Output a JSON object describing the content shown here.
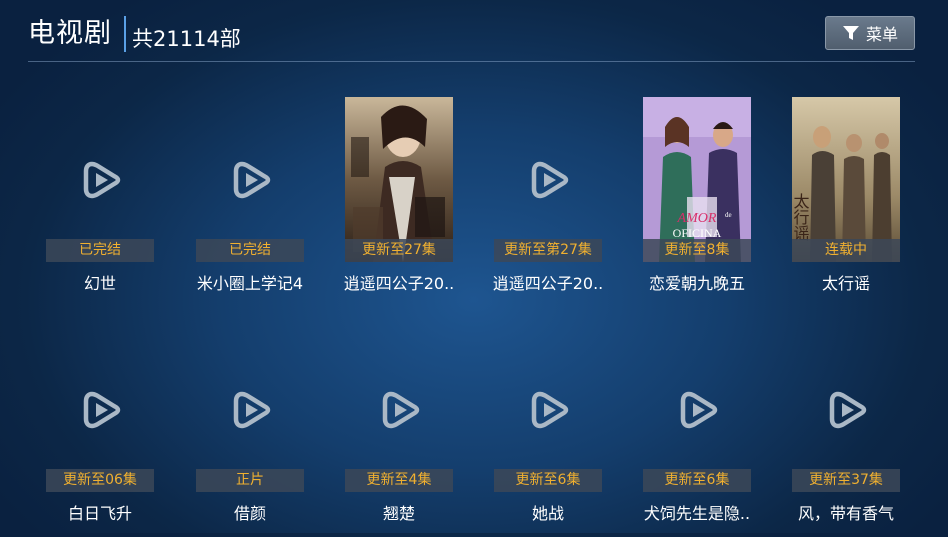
{
  "header": {
    "title": "电视剧",
    "count": "共21114部",
    "menu_label": "菜单"
  },
  "colors": {
    "badge_text": "#f0b030",
    "accent_divider": "#5aa0e6",
    "background": "#143e6d"
  },
  "rows": [
    [
      {
        "title": "幻世",
        "badge": "已完结",
        "poster": "placeholder"
      },
      {
        "title": "米小圈上学记4",
        "badge": "已完结",
        "poster": "placeholder"
      },
      {
        "title": "逍遥四公子20..",
        "badge": "更新至27集",
        "poster": "image"
      },
      {
        "title": "逍遥四公子20..",
        "badge": "更新至第27集",
        "poster": "placeholder"
      },
      {
        "title": "恋爱朝九晚五",
        "badge": "更新至8集",
        "poster": "image"
      },
      {
        "title": "太行谣",
        "badge": "连载中",
        "poster": "image"
      }
    ],
    [
      {
        "title": "白日飞升",
        "badge": "更新至06集",
        "poster": "placeholder"
      },
      {
        "title": "借颜",
        "badge": "正片",
        "poster": "placeholder"
      },
      {
        "title": "翘楚",
        "badge": "更新至4集",
        "poster": "placeholder"
      },
      {
        "title": "她战",
        "badge": "更新至6集",
        "poster": "placeholder"
      },
      {
        "title": "犬饲先生是隐..",
        "badge": "更新至6集",
        "poster": "placeholder"
      },
      {
        "title": "风，带有香气",
        "badge": "更新至37集",
        "poster": "placeholder"
      }
    ]
  ],
  "poster_text": {
    "amor": "AMOR",
    "oficina": "OFICINA",
    "de": "de",
    "taihang": "太行谣"
  }
}
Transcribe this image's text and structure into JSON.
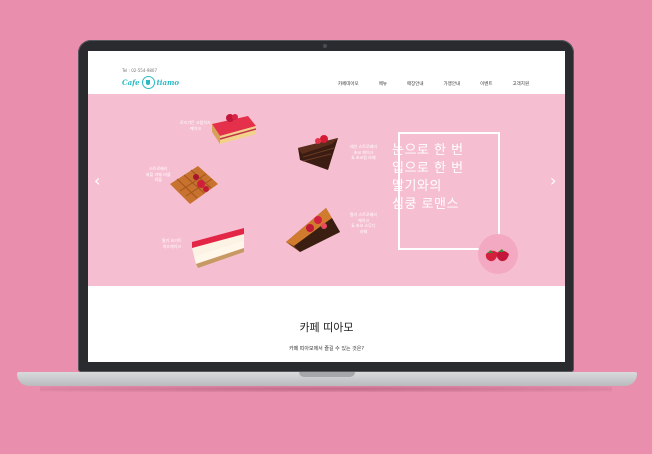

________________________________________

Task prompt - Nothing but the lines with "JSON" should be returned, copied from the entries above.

Task output -
Output a JSON object describing the content shown here.
Transcribe this image's text and structure into JSON.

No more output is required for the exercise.